> [WHAT IS BEING ASKED] A faithful copy is needed. Set down all of the data below exactly.
━━ DATA TO USE
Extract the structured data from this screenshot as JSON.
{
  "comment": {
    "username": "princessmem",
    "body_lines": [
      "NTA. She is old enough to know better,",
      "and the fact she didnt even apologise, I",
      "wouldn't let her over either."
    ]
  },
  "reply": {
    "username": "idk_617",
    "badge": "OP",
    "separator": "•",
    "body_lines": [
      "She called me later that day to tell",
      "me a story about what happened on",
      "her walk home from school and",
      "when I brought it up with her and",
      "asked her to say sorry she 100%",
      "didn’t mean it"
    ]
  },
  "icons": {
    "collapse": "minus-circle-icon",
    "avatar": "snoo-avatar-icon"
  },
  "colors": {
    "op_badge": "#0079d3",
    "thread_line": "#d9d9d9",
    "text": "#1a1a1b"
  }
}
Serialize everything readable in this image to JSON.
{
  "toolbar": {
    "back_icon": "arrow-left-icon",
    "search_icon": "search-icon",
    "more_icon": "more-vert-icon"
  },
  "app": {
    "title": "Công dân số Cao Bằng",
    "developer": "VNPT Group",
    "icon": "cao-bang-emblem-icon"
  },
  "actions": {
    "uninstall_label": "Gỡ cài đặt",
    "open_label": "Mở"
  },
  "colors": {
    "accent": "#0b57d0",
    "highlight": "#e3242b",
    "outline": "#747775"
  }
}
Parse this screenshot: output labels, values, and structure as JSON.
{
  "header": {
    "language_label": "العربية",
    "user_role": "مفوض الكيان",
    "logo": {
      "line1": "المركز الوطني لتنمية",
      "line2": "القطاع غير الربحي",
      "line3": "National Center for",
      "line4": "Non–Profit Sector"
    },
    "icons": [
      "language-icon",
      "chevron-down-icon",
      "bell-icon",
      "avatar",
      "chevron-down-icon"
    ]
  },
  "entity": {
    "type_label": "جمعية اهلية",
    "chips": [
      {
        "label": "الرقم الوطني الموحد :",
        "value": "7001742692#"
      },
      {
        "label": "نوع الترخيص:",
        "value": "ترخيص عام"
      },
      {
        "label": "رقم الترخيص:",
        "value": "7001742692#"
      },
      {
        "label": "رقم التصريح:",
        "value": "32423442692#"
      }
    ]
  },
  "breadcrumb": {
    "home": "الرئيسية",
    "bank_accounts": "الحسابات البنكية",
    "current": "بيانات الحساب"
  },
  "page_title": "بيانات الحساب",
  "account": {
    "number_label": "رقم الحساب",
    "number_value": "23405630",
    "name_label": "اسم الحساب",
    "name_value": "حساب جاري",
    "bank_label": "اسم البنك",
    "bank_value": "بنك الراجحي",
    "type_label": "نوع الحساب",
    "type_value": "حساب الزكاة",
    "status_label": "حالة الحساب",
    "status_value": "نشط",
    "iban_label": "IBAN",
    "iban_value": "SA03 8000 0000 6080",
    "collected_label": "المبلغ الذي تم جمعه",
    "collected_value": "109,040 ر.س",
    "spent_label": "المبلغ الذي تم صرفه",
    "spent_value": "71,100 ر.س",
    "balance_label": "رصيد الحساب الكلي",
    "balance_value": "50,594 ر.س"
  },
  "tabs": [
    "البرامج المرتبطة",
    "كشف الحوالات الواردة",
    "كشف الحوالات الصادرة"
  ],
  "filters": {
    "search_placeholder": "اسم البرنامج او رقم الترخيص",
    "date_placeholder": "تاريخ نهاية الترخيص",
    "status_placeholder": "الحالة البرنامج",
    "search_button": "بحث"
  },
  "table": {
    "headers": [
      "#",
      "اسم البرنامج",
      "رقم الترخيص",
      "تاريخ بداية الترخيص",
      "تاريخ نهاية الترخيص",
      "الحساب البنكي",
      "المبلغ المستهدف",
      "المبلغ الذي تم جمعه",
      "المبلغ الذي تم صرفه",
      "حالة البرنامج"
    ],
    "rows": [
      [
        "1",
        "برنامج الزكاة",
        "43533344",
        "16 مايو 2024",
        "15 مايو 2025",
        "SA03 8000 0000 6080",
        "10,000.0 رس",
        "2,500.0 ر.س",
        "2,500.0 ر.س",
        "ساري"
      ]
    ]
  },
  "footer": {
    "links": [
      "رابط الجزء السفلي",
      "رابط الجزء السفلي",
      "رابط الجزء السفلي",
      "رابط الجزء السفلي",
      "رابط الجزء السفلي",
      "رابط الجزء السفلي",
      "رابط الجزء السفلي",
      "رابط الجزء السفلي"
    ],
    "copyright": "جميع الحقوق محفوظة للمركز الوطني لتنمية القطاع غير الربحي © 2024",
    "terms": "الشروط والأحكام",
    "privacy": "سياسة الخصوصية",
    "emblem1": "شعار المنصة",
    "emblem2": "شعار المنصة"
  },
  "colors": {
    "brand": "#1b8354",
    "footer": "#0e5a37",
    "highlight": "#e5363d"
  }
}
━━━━
> [RESPONSE FOR THIS EXERCISE]
Extract the structured data from this screenshot as JSON.
{
  "comment": {
    "username": "princessmem",
    "body_lines": [
      "NTA. She is old enough to know better,",
      "and the fact she didnt even apologise, I",
      "wouldn't let her over either."
    ]
  },
  "reply": {
    "username": "idk_617",
    "badge": "OP",
    "separator": "•",
    "body_lines": [
      "She called me later that day to tell",
      "me a story about what happened on",
      "her walk home from school and",
      "when I brought it up with her and",
      "asked her to say sorry she 100%",
      "didn’t mean it"
    ]
  },
  "icons": {
    "collapse": "minus-circle-icon",
    "avatar": "snoo-avatar-icon"
  },
  "colors": {
    "op_badge": "#0079d3",
    "thread_line": "#d9d9d9",
    "text": "#1a1a1b"
  }
}
Serialize everything readable in this image to JSON.
{
  "toolbar": {
    "back_icon": "arrow-left-icon",
    "search_icon": "search-icon",
    "more_icon": "more-vert-icon"
  },
  "app": {
    "title": "Công dân số Cao Bằng",
    "developer": "VNPT Group",
    "icon": "cao-bang-emblem-icon"
  },
  "actions": {
    "uninstall_label": "Gỡ cài đặt",
    "open_label": "Mở"
  },
  "colors": {
    "accent": "#0b57d0",
    "highlight": "#e3242b",
    "outline": "#747775"
  }
}
Parse this screenshot: output labels, values, and structure as JSON.
{
  "header": {
    "language_label": "العربية",
    "user_role": "مفوض الكيان",
    "logo": {
      "line1": "المركز الوطني لتنمية",
      "line2": "القطاع غير الربحي",
      "line3": "National Center for",
      "line4": "Non–Profit Sector"
    },
    "icons": [
      "language-icon",
      "chevron-down-icon",
      "bell-icon",
      "avatar",
      "chevron-down-icon"
    ]
  },
  "entity": {
    "type_label": "جمعية اهلية",
    "chips": [
      {
        "label": "الرقم الوطني الموحد :",
        "value": "7001742692#"
      },
      {
        "label": "نوع الترخيص:",
        "value": "ترخيص عام"
      },
      {
        "label": "رقم الترخيص:",
        "value": "7001742692#"
      },
      {
        "label": "رقم التصريح:",
        "value": "32423442692#"
      }
    ]
  },
  "breadcrumb": {
    "home": "الرئيسية",
    "bank_accounts": "الحسابات البنكية",
    "current": "بيانات الحساب"
  },
  "page_title": "بيانات الحساب",
  "account": {
    "number_label": "رقم الحساب",
    "number_value": "23405630",
    "name_label": "اسم الحساب",
    "name_value": "حساب جاري",
    "bank_label": "اسم البنك",
    "bank_value": "بنك الراجحي",
    "type_label": "نوع الحساب",
    "type_value": "حساب الزكاة",
    "status_label": "حالة الحساب",
    "status_value": "نشط",
    "iban_label": "IBAN",
    "iban_value": "SA03 8000 0000 6080",
    "collected_label": "المبلغ الذي تم جمعه",
    "collected_value": "109,040 ر.س",
    "spent_label": "المبلغ الذي تم صرفه",
    "spent_value": "71,100 ر.س",
    "balance_label": "رصيد الحساب الكلي",
    "balance_value": "50,594 ر.س"
  },
  "tabs": [
    "البرامج المرتبطة",
    "كشف الحوالات الواردة",
    "كشف الحوالات الصادرة"
  ],
  "filters": {
    "search_placeholder": "اسم البرنامج او رقم الترخيص",
    "date_placeholder": "تاريخ نهاية الترخيص",
    "status_placeholder": "الحالة البرنامج",
    "search_button": "بحث"
  },
  "table": {
    "headers": [
      "#",
      "اسم البرنامج",
      "رقم الترخيص",
      "تاريخ بداية الترخيص",
      "تاريخ نهاية الترخيص",
      "الحساب البنكي",
      "المبلغ المستهدف",
      "المبلغ الذي تم جمعه",
      "المبلغ الذي تم صرفه",
      "حالة البرنامج"
    ],
    "rows": [
      [
        "1",
        "برنامج الزكاة",
        "43533344",
        "16 مايو 2024",
        "15 مايو 2025",
        "SA03 8000 0000 6080",
        "10,000.0 رس",
        "2,500.0 ر.س",
        "2,500.0 ر.س",
        "ساري"
      ]
    ]
  },
  "footer": {
    "links": [
      "رابط الجزء السفلي",
      "رابط الجزء السفلي",
      "رابط الجزء السفلي",
      "رابط الجزء السفلي",
      "رابط الجزء السفلي",
      "رابط الجزء السفلي",
      "رابط الجزء السفلي",
      "رابط الجزء السفلي"
    ],
    "copyright": "جميع الحقوق محفوظة للمركز الوطني لتنمية القطاع غير الربحي © 2024",
    "terms": "الشروط والأحكام",
    "privacy": "سياسة الخصوصية",
    "emblem1": "شعار المنصة",
    "emblem2": "شعار المنصة"
  },
  "colors": {
    "brand": "#1b8354",
    "footer": "#0e5a37",
    "highlight": "#e5363d"
  }
}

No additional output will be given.